Work request
In the entries below, how many lines contain "test"? Answer with the number and nothing else.

(Data extract Opens)

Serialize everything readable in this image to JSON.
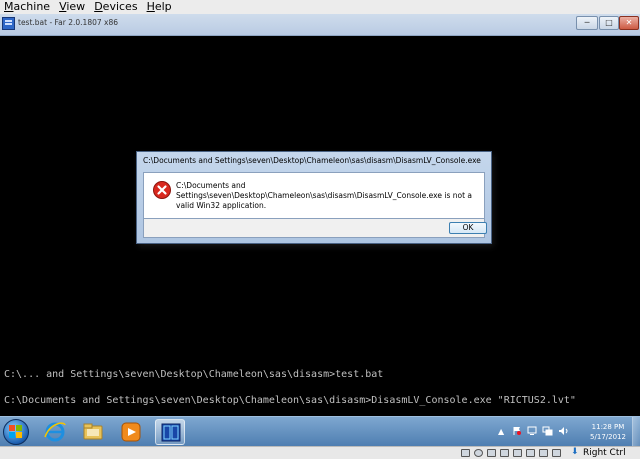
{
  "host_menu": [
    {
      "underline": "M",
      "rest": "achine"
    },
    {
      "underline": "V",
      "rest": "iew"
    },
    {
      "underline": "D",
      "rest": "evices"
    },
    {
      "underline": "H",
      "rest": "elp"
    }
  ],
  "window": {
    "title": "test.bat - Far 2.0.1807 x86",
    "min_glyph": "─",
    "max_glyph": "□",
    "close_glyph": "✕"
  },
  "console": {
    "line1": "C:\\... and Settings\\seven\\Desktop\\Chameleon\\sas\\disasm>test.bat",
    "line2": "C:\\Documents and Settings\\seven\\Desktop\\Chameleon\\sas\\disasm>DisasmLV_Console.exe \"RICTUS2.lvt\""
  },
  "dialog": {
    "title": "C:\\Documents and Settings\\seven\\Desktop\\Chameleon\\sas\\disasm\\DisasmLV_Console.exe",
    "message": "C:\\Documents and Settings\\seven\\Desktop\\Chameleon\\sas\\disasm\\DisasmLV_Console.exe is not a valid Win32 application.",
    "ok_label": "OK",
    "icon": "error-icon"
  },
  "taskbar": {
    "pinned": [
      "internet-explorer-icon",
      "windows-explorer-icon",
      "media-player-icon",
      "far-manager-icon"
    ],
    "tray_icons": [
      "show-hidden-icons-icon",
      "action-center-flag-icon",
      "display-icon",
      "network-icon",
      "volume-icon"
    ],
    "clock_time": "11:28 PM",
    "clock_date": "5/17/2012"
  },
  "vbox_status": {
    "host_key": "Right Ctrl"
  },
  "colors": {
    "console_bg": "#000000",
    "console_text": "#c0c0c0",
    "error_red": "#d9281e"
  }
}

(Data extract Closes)
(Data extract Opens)

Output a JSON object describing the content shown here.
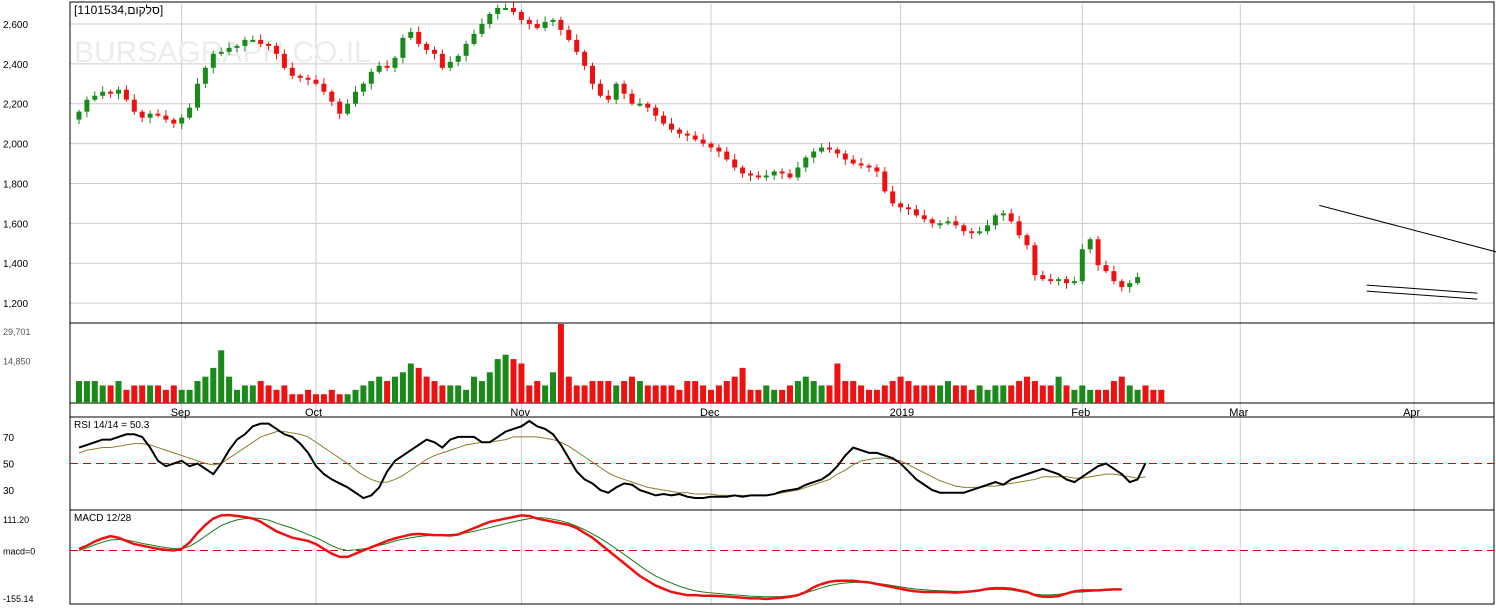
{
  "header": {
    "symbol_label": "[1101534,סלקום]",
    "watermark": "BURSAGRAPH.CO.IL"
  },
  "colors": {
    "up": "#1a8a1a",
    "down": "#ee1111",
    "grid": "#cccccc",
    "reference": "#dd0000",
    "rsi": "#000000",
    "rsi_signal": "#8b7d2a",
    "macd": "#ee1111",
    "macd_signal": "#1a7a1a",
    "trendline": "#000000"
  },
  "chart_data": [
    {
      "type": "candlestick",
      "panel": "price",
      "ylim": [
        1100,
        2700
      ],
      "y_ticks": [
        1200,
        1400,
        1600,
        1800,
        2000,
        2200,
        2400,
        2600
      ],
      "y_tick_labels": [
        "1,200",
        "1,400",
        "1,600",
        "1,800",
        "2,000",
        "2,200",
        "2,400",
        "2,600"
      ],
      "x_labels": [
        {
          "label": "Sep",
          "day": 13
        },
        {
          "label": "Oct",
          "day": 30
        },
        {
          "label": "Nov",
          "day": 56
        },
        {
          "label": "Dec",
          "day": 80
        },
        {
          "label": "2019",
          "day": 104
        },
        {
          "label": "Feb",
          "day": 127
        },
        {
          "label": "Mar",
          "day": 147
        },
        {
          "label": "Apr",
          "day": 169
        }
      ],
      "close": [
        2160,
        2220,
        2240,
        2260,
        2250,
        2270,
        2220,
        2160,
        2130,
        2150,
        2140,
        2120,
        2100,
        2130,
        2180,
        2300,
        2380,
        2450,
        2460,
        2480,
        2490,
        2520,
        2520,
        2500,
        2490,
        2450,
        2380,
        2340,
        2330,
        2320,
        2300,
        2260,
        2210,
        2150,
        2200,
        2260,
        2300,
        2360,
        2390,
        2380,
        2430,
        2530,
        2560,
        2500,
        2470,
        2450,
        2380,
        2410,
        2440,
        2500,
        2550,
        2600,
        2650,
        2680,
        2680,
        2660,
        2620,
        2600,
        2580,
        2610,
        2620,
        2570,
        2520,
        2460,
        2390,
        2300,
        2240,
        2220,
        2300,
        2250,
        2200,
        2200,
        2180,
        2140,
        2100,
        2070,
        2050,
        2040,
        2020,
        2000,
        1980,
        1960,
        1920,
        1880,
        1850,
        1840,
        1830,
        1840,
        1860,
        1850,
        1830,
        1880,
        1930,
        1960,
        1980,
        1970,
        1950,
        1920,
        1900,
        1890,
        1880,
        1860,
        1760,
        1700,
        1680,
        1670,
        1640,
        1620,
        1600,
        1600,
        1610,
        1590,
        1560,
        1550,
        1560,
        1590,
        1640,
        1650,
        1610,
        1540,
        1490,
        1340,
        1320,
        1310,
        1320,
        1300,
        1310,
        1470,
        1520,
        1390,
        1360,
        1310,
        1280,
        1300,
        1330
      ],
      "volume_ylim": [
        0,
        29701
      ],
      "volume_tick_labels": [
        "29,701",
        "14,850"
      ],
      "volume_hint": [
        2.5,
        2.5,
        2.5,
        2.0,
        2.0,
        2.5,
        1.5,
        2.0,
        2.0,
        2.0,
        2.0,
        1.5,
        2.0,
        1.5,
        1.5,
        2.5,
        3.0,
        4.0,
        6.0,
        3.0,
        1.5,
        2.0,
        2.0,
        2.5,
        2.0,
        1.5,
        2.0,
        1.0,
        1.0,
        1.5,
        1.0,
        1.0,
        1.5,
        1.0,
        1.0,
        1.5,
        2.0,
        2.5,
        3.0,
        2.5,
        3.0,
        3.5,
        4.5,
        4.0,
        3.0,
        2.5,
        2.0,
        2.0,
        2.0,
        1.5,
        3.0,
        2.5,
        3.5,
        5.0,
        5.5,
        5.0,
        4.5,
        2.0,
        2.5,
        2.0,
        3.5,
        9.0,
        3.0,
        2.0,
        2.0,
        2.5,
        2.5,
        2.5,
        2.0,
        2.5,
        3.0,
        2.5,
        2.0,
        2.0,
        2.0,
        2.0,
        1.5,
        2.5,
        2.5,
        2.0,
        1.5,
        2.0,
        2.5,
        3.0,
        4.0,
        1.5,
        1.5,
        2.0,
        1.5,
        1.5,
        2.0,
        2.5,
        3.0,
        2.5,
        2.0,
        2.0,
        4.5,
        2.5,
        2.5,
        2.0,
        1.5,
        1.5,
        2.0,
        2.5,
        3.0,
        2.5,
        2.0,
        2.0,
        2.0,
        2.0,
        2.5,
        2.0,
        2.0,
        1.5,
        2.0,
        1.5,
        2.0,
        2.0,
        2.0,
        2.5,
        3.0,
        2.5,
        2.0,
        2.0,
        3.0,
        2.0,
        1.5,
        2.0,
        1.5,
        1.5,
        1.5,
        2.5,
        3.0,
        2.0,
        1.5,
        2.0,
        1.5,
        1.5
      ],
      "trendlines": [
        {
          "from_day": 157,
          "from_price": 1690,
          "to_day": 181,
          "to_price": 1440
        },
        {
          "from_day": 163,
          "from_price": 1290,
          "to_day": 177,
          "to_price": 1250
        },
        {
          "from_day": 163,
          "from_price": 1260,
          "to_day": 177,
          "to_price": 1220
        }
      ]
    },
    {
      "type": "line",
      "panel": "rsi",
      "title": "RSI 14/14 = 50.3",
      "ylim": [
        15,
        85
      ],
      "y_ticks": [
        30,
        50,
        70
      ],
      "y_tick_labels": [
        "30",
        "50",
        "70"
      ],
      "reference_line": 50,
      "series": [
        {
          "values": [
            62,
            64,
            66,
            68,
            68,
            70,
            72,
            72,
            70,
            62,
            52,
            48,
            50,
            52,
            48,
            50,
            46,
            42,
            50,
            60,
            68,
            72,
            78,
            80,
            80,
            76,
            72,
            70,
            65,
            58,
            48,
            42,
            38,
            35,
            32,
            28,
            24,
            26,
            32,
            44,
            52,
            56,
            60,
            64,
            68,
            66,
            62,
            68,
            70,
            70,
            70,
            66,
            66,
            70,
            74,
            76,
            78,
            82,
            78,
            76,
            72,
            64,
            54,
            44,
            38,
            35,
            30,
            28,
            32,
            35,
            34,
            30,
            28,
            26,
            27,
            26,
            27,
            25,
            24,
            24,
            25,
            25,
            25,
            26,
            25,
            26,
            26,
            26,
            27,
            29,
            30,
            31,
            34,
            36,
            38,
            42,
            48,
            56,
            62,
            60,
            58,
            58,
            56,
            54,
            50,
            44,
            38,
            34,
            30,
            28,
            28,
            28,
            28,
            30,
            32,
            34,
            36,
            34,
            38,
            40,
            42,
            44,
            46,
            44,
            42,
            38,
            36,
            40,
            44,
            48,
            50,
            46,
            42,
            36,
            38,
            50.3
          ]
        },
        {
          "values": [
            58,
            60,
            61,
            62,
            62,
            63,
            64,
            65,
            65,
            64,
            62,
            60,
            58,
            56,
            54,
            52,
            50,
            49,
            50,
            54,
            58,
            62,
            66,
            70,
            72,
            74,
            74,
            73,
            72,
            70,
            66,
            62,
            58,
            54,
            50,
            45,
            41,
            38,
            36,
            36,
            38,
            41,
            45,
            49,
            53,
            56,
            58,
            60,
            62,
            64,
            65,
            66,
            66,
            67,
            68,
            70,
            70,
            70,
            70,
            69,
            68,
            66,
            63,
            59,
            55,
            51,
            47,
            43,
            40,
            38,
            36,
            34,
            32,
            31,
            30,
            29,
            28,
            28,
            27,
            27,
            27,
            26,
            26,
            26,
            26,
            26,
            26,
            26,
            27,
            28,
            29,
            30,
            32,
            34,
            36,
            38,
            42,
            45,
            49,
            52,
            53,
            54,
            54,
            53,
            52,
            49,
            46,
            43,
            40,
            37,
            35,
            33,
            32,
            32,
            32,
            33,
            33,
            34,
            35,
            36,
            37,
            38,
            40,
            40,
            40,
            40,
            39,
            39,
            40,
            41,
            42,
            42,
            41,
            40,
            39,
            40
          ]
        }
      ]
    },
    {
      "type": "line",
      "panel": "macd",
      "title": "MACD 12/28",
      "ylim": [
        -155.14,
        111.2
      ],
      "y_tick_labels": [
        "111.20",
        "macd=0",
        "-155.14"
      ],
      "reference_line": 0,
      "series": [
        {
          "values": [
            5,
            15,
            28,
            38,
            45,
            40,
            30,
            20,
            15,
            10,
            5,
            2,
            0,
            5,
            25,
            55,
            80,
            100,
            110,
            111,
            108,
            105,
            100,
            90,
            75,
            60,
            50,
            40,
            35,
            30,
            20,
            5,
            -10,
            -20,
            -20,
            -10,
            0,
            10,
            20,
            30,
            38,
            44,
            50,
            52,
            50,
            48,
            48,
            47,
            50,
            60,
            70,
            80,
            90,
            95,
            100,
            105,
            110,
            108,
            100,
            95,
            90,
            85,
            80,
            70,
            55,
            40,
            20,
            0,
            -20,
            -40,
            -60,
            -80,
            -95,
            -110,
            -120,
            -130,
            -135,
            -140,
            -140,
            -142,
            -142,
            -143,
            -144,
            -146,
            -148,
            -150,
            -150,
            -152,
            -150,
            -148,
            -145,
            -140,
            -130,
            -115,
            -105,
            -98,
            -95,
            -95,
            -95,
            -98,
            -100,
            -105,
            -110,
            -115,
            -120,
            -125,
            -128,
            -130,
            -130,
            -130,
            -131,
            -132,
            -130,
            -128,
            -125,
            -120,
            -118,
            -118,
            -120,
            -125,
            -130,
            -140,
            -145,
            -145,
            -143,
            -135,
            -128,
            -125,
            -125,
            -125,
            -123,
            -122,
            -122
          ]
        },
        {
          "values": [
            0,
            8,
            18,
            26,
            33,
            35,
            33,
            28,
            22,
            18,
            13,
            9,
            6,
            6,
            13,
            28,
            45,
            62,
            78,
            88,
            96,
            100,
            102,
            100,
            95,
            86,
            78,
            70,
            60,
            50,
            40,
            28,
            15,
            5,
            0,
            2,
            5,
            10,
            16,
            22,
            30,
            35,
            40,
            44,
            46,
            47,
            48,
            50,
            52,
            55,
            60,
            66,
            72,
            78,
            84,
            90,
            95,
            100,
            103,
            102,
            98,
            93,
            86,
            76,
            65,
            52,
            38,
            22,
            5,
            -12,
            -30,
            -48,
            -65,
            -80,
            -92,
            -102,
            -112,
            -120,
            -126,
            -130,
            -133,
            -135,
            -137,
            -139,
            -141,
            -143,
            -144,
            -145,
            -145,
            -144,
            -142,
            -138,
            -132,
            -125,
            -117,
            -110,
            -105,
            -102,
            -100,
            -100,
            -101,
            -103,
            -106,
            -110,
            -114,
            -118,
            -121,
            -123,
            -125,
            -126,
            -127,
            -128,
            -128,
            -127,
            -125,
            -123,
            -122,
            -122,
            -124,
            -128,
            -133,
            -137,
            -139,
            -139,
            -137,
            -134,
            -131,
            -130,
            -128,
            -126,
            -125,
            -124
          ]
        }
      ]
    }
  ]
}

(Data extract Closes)

Exercise result
2